By Jaari Heyes
“We have this innate connection within us to be in and by the water, because water is the life force of the planet - it's why you and I are here right now.”
At just 20 years old Olivia (Liv) Rose was quite literally thrown into the deep end while working at an eco resort on Haggerstone island off the Great Barrier Reef, Queensland.
After “putting a spear in [her] hand” and being expected to supply guests with fresh fish as a part of the eco experience, it was evident to Liv that she had little time to learn how to hold her breath.
With a love for the ocean already instilled while growing up on the coastline of Nerm/Port Phillip Bay, it didn't take long for her to develop a deep connection with coral ecosystems while working on the island.
Returning home, Liv began studying Marine Biology in Warrnambool, where she then jumped at the opportunity of student exchange in Hawaii, O’ahu. Described by Liv as “paradise”, her attachment to Hawaii's seascapes intensified once discovering the reef’s “underwater playgrounds”. However, she also became conflicted by the impacts of the great garbage patch positioned above Hawaii.
“I was living the dream in Hawaii, freediving the purest most electric blue ocean, but I was also seeing first hand our impacts on the ocean.”
“The currents rip along the coast and litter the most incredible beaches with insane amounts of plastic.”
Finding it impossible to resist sharing her breathtaking experiences of the underwater world, Liv became a qualified freediving instructor, where her freediving Instagram page and business ‘Liv for the Sea’ started.
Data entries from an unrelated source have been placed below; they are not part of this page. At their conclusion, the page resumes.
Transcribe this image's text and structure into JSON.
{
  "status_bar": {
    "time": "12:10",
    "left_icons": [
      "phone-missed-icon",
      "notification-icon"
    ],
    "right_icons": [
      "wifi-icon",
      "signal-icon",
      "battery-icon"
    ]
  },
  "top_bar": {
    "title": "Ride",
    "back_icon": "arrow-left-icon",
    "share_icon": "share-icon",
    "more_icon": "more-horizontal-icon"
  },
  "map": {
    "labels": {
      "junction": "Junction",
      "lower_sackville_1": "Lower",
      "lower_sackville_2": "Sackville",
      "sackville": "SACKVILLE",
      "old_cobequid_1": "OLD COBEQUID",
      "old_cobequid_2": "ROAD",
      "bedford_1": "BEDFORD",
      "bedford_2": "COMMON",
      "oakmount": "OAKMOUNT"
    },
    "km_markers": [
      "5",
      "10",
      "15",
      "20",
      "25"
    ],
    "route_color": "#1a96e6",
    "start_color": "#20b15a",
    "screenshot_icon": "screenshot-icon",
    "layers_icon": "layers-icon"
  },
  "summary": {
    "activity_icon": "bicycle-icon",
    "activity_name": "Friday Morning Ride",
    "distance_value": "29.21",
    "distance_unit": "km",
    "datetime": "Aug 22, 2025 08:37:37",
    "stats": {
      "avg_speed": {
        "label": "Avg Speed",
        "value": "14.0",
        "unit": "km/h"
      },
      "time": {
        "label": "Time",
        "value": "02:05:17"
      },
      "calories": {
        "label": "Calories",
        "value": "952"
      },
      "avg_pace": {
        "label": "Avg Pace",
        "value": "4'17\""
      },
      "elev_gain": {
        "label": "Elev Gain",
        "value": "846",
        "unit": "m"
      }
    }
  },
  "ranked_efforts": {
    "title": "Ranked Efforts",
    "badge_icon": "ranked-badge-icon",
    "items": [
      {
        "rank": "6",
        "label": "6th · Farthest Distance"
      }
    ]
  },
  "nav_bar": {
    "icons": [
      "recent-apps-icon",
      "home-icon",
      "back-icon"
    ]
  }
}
Beginning as a platform to inspire people about the beauty and importance of the ocean, ‘Liv for the Sea’ was also a way to educate her freediving students on the devastating effects of plastic pollution.
“I couldn't walk these beaches without sharing [the plastic pollution] I was seeing. In this day and age with everyone being on social media, it’s the pictures and videos in our feed that inspires change,” says Liv.
“I have to remind myself that I can make a difference with my stories and images. It could create a ripple effect which goes into all elements of their life, like [being conscious] of plastic consumption and sustainable shopping choices.”
At 27 years young, Liv currently resides by Western Australia’s pristine Ningaloo Reef, living and working in Exmouth. Evolving and adapting Liv For The Sea, she is diving deeper into a teaching approach that has our Earth’s health at the core.
“The air we breathe, the water we drink, the food we eat, it all comes back to the sources of the environment.”
Find out more about Liv and her work at https://www.livforthesea.com/
Credit: photos supplied by Olivia Rose